An investigative report by the city of Atlanta said that Cochran did not seek approval to publish the book—a claim Cochran disputes—but found no indication that the chief had allowed his religious beliefs to compromise his disciplinary decisions. The investigation claim that led to the dismissal was that there was a “general agreement the contents of the book have eroded trust and have compromised the ability of the chief to provide leadership in the future.”
In 2015, attorneys with Alliance Defending Freedom (ADF) filed a federal lawsuit on Cochran’s behalf, claiming the “Defendants fired Cochran solely because he holds religious beliefs concerning same-sex marriage and homosexual conduct that are contrary to the Mayor’s and the City’s views on these subjects, and because he expressed those beliefs in the non-work-related, religious book he self-published.”
According to ADF, in December 2017, a federal district court recognized that the city of Atlanta’s actions were unconstitutional. The court struck down Atlanta’s policy that requires government employees to receive permission before engaging in free speech outside of their jobs, the very policy the city used to justify firing Cochran.
This week, the City of Atlanta agreed to pay $1.2 million in a settlement, recognizing that Cochran had suffered unconstitutional harm.
Why It Matters: Fire Chief Cochran’s victory reveals—once again—that freedom of religion and freedom of speech are often intertwined.
In his 162-page devotional book, written on his personal time, Cochran briefly mentions his Christian views on sex and marriage. But the city of Atlanta used the “pre-clearance” rules as an excuse to fire him over speech and beliefs they disagreed with. That’s not allowed by the First Amendment, said the U.S. District Court for the Northern District of Georgia in its decision in Cochran v. City of Atlanta,

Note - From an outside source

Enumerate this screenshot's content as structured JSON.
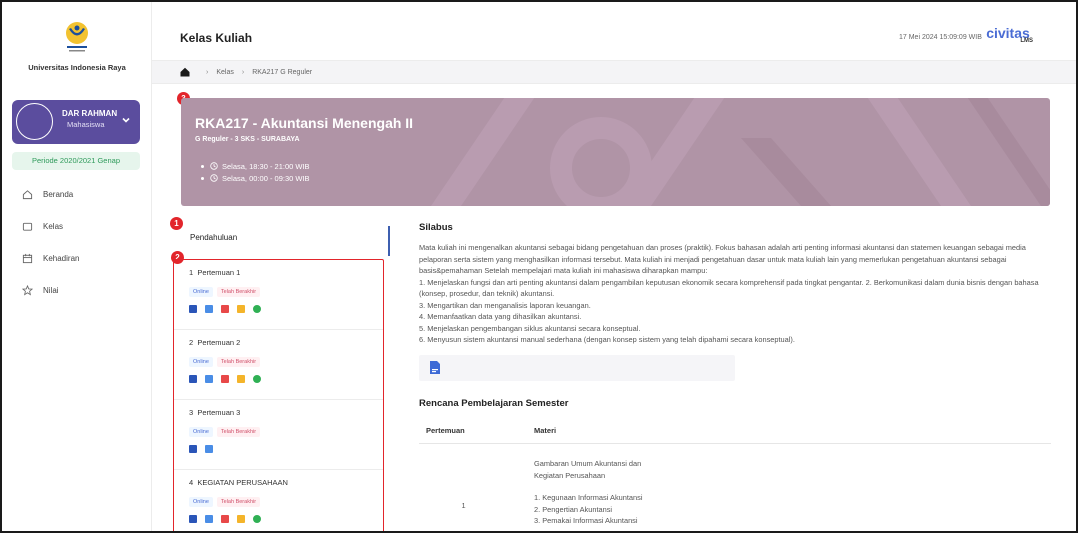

This policy would prevent an employee from writing and selling a book on golf or badminton on his own time and, without prior approval, would subject him to firing. It is unclear to the Court how such an outside employment would ever affect the City’s ability to function, and the City provides no evidence to justify it . . . The potential for stifled speech far outweighs an unsupported assertion of harm.
That ruling sets a precedent that will prevent other government employees from being fired for expressing their personal religious views without approval.
“The government can’t force its employees to get its permission before they engage in free speech. It also can’t fire them for exercising that First Amendment freedom, causing them to lose both their freedom and their livelihoods,” said ADF Senior Counsel Kevin Theriot, who argued before the court on behalf of Cochran last year. “We are very pleased that the city is compensating Chief Cochran as it should, and we hope this will serve as a deterrent to any government that would trample upon the constitutionally protected freedoms of its public servants.”